== Segment start ==

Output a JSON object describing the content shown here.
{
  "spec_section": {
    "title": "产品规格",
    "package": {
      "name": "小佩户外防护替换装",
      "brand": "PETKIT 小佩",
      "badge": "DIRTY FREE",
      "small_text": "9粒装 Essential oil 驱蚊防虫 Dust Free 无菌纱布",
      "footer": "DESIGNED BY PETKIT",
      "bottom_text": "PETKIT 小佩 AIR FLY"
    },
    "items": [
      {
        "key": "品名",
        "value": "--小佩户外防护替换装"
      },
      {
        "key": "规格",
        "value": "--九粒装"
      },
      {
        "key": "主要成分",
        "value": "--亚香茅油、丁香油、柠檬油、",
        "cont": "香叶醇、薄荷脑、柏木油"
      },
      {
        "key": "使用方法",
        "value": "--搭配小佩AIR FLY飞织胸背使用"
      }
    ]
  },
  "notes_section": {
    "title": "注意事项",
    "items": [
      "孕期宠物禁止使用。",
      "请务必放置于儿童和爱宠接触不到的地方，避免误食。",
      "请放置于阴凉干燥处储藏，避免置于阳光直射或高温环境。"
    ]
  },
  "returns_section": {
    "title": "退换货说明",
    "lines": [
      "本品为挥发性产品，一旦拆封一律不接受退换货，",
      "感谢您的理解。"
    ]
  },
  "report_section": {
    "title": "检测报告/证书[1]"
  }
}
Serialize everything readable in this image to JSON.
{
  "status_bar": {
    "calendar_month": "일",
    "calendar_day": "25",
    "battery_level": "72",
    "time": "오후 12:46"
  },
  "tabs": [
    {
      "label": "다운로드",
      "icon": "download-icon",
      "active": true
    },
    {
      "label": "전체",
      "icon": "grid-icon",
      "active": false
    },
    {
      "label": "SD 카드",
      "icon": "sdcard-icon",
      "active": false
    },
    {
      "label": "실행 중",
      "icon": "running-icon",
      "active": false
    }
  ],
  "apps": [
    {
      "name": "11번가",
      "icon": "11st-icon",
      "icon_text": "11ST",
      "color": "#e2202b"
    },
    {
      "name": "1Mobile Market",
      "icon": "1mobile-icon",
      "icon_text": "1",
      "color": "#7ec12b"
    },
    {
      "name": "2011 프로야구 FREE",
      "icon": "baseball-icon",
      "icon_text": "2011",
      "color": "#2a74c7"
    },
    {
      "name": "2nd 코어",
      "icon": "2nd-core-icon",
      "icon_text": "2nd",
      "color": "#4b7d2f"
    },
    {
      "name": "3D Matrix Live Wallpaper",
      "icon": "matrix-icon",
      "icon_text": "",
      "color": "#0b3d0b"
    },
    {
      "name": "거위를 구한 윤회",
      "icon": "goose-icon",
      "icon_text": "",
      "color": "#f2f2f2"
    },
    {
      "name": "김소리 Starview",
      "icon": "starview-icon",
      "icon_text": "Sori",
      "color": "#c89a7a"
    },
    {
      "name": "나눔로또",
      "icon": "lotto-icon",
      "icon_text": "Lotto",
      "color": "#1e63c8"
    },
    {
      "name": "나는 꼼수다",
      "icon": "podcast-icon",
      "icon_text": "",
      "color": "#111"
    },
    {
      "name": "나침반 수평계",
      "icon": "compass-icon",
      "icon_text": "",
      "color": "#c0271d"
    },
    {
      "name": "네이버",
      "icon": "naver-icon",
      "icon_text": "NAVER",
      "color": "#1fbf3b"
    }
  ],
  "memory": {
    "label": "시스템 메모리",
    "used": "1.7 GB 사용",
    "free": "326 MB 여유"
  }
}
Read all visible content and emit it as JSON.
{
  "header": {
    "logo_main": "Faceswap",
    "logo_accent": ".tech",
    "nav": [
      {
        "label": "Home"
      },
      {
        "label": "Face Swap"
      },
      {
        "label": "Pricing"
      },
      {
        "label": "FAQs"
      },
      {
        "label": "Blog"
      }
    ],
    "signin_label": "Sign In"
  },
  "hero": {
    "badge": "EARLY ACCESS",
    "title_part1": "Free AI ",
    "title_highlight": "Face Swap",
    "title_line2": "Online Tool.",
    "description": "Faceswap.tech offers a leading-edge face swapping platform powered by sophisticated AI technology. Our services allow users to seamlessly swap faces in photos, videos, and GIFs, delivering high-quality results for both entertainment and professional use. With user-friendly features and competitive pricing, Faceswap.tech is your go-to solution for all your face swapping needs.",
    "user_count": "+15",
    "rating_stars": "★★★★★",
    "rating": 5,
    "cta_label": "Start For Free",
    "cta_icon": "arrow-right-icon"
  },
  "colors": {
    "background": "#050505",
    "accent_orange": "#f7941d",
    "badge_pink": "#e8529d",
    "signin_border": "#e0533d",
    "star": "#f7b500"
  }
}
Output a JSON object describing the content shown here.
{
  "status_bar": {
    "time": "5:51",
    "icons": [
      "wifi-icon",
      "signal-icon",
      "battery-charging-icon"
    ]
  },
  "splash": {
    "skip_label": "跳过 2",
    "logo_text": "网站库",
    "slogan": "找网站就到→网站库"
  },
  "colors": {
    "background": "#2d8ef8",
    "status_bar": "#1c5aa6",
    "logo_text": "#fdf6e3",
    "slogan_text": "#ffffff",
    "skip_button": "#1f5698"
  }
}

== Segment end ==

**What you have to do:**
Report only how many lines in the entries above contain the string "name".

**Response to the task:**
12